Can't afford GRP, Doug and they don't do what I want anyway. Plus the sellers all seem to be retiring without first flogging the stuff to anyone new. I prefer wherry to Thames barge, classic mahogany speed to merchantmen and if I ever see another damned tug it'll be too soon, so I am forced to make what I want to see on the water. And I still get a bit of a kick from it AND I'm still pretty quick. But for now, I'm orff to watch Midsommer Moiders. Cheers, Martin
[Score: 5/10] 43"/7000g Capricorn Direct Drive Powered by Lead Acid (12v) 2Amp/h Batteries Controlled Through HK ESC - Comments: Capricorn is model of Thames sailing barge with auxiliary electric motor.

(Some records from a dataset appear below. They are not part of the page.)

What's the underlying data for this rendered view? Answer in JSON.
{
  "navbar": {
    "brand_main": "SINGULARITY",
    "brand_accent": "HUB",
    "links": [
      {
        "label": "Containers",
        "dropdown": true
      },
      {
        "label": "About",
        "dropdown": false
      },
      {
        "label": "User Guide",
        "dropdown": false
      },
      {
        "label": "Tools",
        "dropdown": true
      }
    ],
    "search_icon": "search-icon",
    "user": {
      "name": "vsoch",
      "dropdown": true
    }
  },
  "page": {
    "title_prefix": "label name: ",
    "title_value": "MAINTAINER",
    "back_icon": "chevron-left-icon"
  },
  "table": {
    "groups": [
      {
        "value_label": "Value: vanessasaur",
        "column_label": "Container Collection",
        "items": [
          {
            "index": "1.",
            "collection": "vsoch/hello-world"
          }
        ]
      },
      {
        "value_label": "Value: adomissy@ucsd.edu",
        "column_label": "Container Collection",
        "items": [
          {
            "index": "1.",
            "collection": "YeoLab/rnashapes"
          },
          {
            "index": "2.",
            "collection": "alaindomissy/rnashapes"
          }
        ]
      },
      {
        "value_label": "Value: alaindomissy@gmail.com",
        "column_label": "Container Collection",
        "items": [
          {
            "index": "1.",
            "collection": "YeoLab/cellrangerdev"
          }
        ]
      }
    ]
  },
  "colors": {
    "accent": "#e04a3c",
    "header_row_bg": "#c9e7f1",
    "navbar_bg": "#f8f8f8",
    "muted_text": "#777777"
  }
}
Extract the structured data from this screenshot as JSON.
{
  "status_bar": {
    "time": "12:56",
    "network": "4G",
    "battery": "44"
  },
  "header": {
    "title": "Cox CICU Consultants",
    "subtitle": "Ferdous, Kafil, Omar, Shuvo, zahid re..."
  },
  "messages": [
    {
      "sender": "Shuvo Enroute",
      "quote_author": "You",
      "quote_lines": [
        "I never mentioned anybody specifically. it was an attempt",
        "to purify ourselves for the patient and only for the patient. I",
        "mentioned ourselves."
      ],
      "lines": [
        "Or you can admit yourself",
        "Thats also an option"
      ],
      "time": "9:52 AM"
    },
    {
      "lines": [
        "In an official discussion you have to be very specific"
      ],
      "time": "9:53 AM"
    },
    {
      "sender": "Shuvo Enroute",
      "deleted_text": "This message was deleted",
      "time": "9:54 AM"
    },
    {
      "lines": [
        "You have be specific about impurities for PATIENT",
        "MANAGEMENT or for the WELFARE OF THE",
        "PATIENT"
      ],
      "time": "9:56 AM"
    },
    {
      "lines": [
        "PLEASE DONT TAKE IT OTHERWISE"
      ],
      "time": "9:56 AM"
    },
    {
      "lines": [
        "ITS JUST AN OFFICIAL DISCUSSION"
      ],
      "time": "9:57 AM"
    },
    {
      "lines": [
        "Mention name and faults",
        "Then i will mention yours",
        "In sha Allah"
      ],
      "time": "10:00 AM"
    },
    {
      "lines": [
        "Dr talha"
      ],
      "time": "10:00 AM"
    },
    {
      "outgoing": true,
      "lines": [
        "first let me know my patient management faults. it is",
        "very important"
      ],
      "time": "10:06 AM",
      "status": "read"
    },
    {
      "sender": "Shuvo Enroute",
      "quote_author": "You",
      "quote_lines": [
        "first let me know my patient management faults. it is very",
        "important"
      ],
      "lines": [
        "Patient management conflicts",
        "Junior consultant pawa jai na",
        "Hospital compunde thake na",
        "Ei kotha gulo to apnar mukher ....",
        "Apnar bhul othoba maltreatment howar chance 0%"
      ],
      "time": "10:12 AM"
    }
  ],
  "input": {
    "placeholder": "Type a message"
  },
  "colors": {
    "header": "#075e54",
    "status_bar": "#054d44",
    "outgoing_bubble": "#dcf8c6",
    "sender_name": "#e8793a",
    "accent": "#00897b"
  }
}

Hi, very nice model, indeed!! I would greatly appreciate if you put photos your models, also on our website, designed for modellers and enthusiasts of Thames sailing barges .. => modelbarge.info < or > http://barge.homeunix.org/index.php/home I wish you much success in modeling !!! Tom
Good Morning Gents, .......and now for something completely different........ I enclose a picture of my model Thames Sailing Barge. Model Barges are very popular at clubs in the Essex and Kent area, because of the many historic barges in Maldon and the surrounding rivers. The members of Maldon Blackwater Model Boat Club have built several barges, but there are many other barge owning clubs in the Essex and Kent area who meet to run interclub Barge Matches. Most Model barges are built 40"-45" in length either 'stem head' or 'bowsprit' and usually they are fitted with a fin keel and a deep rudder, to give improved sailing abilities. Many are highly detailed models of specific barges; however the yellow barge is a 'generic' model with a 'Sirdar' hull built from balsa reinforced with grp. The model in build is based on a 'Veronica' grp hull and will be a bowsprit barge. These are the names of 'racing' barges, sadly broken up many years ago. I hope you find our particular passion interesting. Best Regards Frank Burgess